A little sand mine down the road didn’t seem like a big deal 17 years ago, when Alphonse Dotson picked the site for a vineyard in the Texas Hill Country.
Today he’s surrounded by four mines blasting sand from the earth, filling the air with a fine dust that drifts across acres of sensitive grape vines. A fifth will open soon, and he says he’s worried.
“I don’t want us to be smothered to death,” he said.
Add sand mining to the list of industries transformed by the U.S. oil boom. The tiny grains of silica are what keep frackers fracking, propping open cracks punched into rock so oil and natural gas can flow. As drilling surged, so has demand for sand.
Sand production has more than doubled in the U.S. over the past seven years.
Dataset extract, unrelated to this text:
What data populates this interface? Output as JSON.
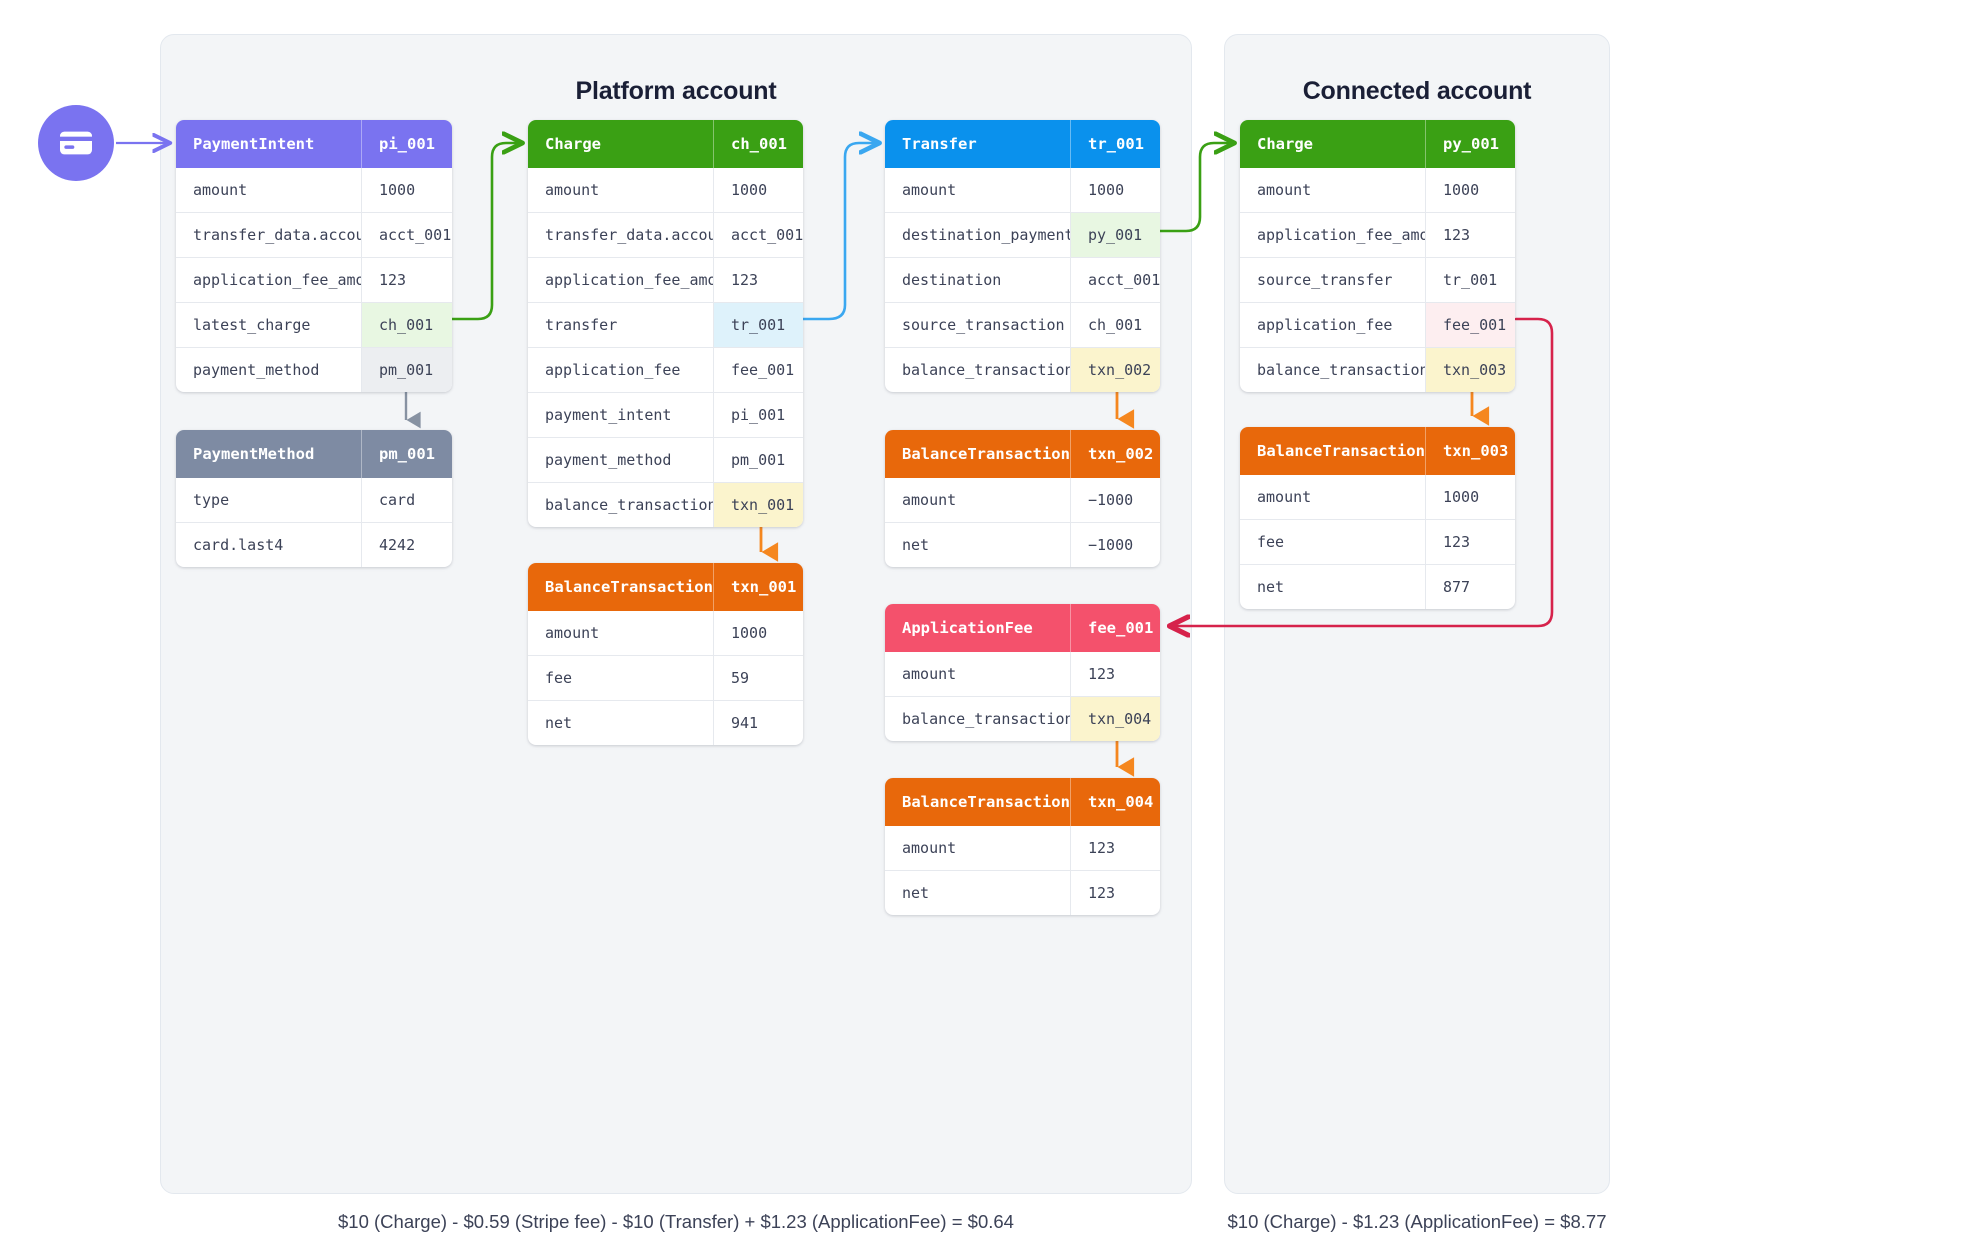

By the end of 2016, oil companies in North America will be pumping 145 billion pounds (66 billion kilograms) of it down wells annually. That’s enough to fill railcars stretching from San Francisco to New York -- and back.
That’s triggering complaints from local communities, according to a Grant Smith, senior energy policy adviser at the Civil Society Institute. Dust from sand can penetrate deep into lungs and the bloodstream; mines consume massive amounts of water; sand-laden trucks are damaging roads; and property values can be affected.
The surge in mining is a “little-understood danger of the fracking boom,” Smith said in a September call with reporters.
Energy companies are paying 6 percent more for sand this year at a time when oil prices are plunging. While low prices may slow down drilling, that won’t make up for a supply bottleneck, said Samir Nangia, a principal at the Houston-based research company PacWest Consulting Partners.
Fracking companies are struggling to get enough sand because there aren’t enough trucks and railcars to deliver it. Higher transportation costs are eating into profits at oil-services companies like Schlumberger Ltd., Halliburton Co. and Baker Hughes Inc.
Halliburton CEO Dave Lesar said the world’s biggest provider of fracking services has had to delay work waiting for sand.
“We did in fact miss some jobs, as did nearly every other service company,” Lesar said on a conference call last month.
Halliburton created a Frack-Sand War Room in Houston. Three giant screens with graphs and maps dominate the office, while workers try to procure sand.
Some challenges are tough to predict for Billy Smith, senior director of North American operations, who oversees Halliburton’s nerve center. One recent Sunday he had to track down an entire train of sand, 20 million pounds on 100 rail cars, that had gotten stuck in Lincoln, Nebraska, and was 12 hours behind schedule. Turns out, one rail crew was getting off the day before and their replacements were delayed, attending a University of Nebraska football game. Smith now avoids routing sand through college towns.
Soaring demand has been a windfall for sand companies. Energy-company executives call U.S. Silica Holdings Inc. constantly begging for sand, said Michael Lawson, a spokesman for the Frederick, Maryland-based producer.
Ten companies supply half the sand mined for fracking in the U.S., according to PacWest. U.S. Silica, the third-largest producer, was the first to go public, in 2012. Its shares have gained 22 percent this year and third-quarter profit climbed 93 percent from a year earlier to $41 million.
Hi-Crush Partners LP shares have more than doubled since going public in 2012. Third-quarter profit more than doubled to $37 million.
White sand from Wisconsin is especially strong, great for propping open underground cracks, and the most highly prized for fracking, said Darin Turner, a fund manager at Invesco Ltd. Prices this year are $55 a ton, up from $52 last year, according to PacWest.
After Wisconsin’s 38 mines, Texas is the second-largest state with 16 pits producing a slightly softer, brown sand that’s also valued by the oil industry.
Danny Neal, county judge for McCulloch County, Texas, said brown sand from the region has been shipped as far away as the Middle East. “That’s like selling ice to Eskimos,” he said.
Sand companies are working to mitigate the dust. At a mine in the central Texas town of Voca, U.S. Silica workers use a vacuum to suck up dust and a filter to capture even more while trucks are loading. Roads within the mine are watered to keep vehicles from kicking up dust, said Shane Owens, a manager at the plant.
Dotson, the Texas vintner, would like to open a wine-tasting area, but worries customers would choke on the dust. The Texas native is familiar with the oil industry, and doesn’t expect the demand for sand to die down anytime soon.
“Nothing is indefinite,” he said. “This might be one of those situations where you have to ride it out for 15 years.”